Nicaragua is a beautiful land of lakes and volcanoes, beaches and coffee plantations, but littered by two things. The first: garbage of all sorts lines most of the roads. It infuriated me that they disrespected their land in that way. But the second "litter" was a psychological one. The people, marred by a warring resistance three decades ago, are reluctant to forge close relationships with each other. It seemed so sad to me because they love to laugh and enjoy their families.
I lived in the coastal fishing village of San Juan del Sur, the popular getaway for most Managuans, and a great jumping-off spot for surfers and real estate investors.
One thing about every town I visited: gallo pinto (pronounced gah-yo peen-toh). It's a staple of every meal, consisting of rice and beans, and it is usually accompanied by a little dollop of sour cream and a boiled or fried plantain. I actually became quite accustomed to it, to the point that I made it a go-to meal when in a pinch for something quick. It's not fancy, but it's a hearty dish!
Regarding the plantain, many folks are a little intimidated when it comes to incorporating it into a meal, so the snack I mention below is easy and will satisfy your "sweet and salty" tooth!
Get a RIPE plantain (this is important! Find one that is yellow, almost brown. Not green! You want it to be a little soft when squeezed), and buy some Mexican Queso Fresco (Literally "fresh cheese"). The cheese can be found in the Mexican cheese section in your supermarket. Cut the plantain in half. Slice the plantain and cheese lengthwise into thick pieces, about 1/4-1/2" thick. Heat some peanut or coconut oil to frying heat and fry both until browned. I fry the plantain first, and then the cheese. The cheese does not need preparation, but be sure to use a spatula to lift it out of the pan.

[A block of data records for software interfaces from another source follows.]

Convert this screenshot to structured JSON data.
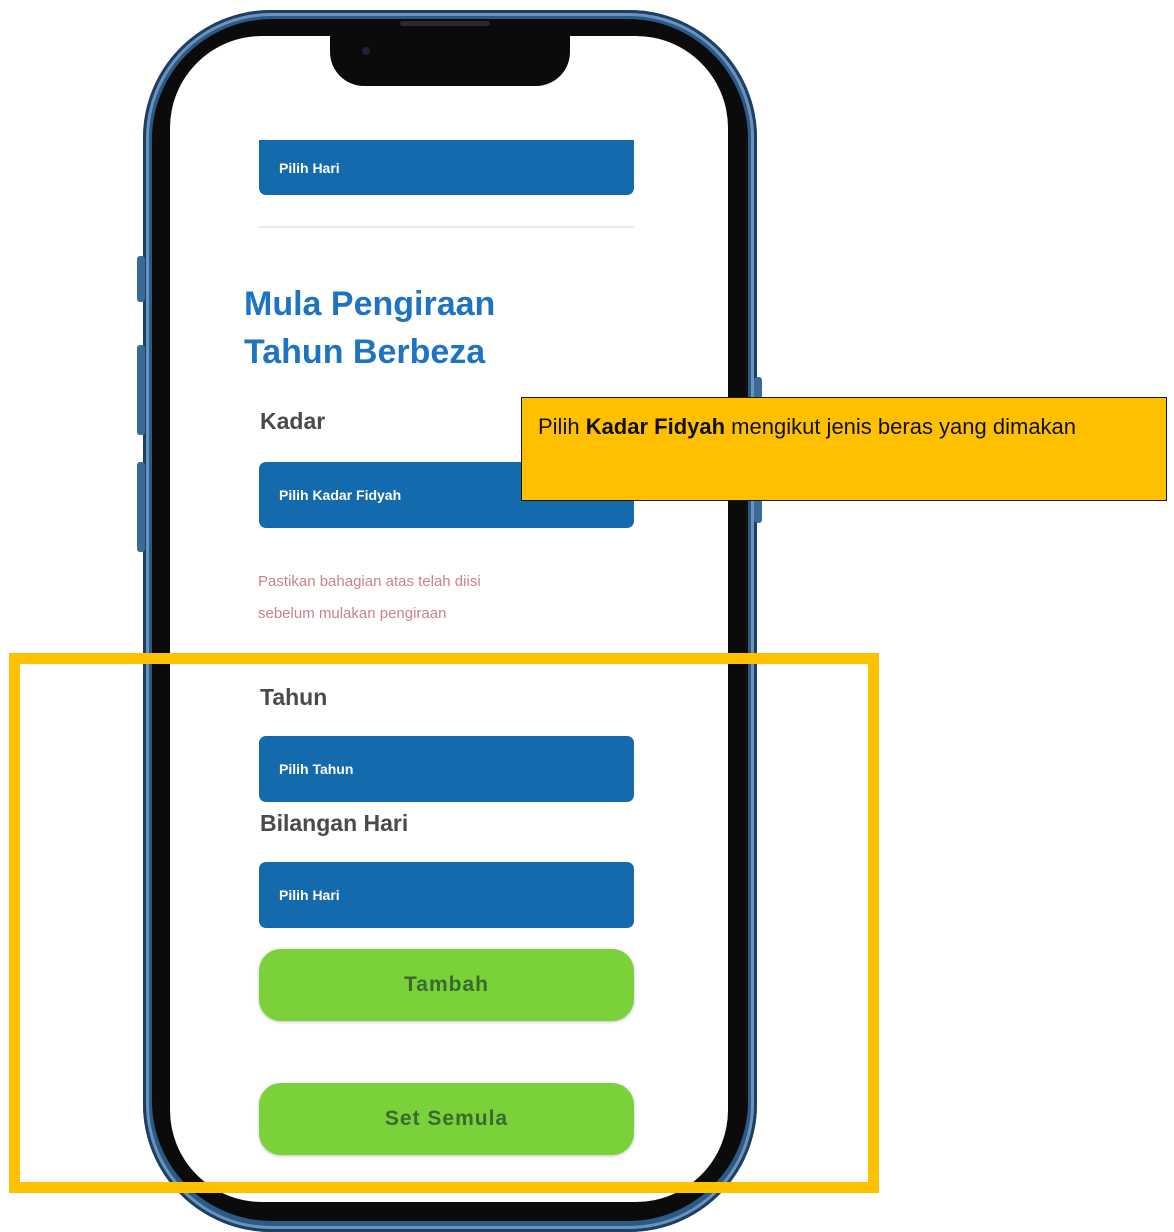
{
  "screen": {
    "top_select_label": "Pilih Hari",
    "section_title_line1": "Mula Pengiraan",
    "section_title_line2": "Tahun Berbeza",
    "kadar": {
      "label": "Kadar",
      "select_label": "Pilih Kadar Fidyah"
    },
    "warning_line1": "Pastikan bahagian atas telah diisi",
    "warning_line2": "sebelum mulakan pengiraan",
    "tahun": {
      "label": "Tahun",
      "select_label": "Pilih Tahun"
    },
    "bilangan_hari": {
      "label": "Bilangan Hari",
      "select_label": "Pilih Hari"
    },
    "add_button": "Tambah",
    "reset_button": "Set Semula"
  },
  "callout": {
    "text_before": "Pilih ",
    "text_bold": "Kadar Fidyah",
    "text_after": " mengikut jenis beras yang dimakan"
  },
  "colors": {
    "select_bg": "#136aad",
    "title_blue": "#1e73c2",
    "button_green": "#7ad13a",
    "highlight": "#ffc000",
    "warning_text": "#c9828b"
  }
}
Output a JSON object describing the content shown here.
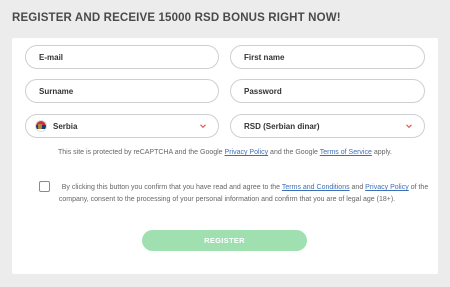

After cooling slightly, salt lightly and eat the two together at once. Sweet and salty!
1 medium onion, diced or sliced thinly
2 cups rice
2 cups red beans
about 1/4 cup vegetable oil
Pour vegetable or olive oil and onion in frying pan and sautee. Set onion aside and then put vegetable oil and rice in a frying pan on high heat. Fold/stir rice occasionally so that it browns fairly evenly. It will start to smell like popcorn. When rice has browned and oil is still hot, start adding water. It will boil and steam. Stir occasionally and keep adding water until fully cooked. Add cooked onion.
In a pot, boil beans until cooked. Remember to add water as you go, because much will be boiled into the beans or evaporate as they cook. (Or stick them in the crock pot for a few hours.) Add salt to taste.
Now, use equal parts beans and rice and mix together. I like to add a little cumin, Tabasco or other hot sauce, and sour cream.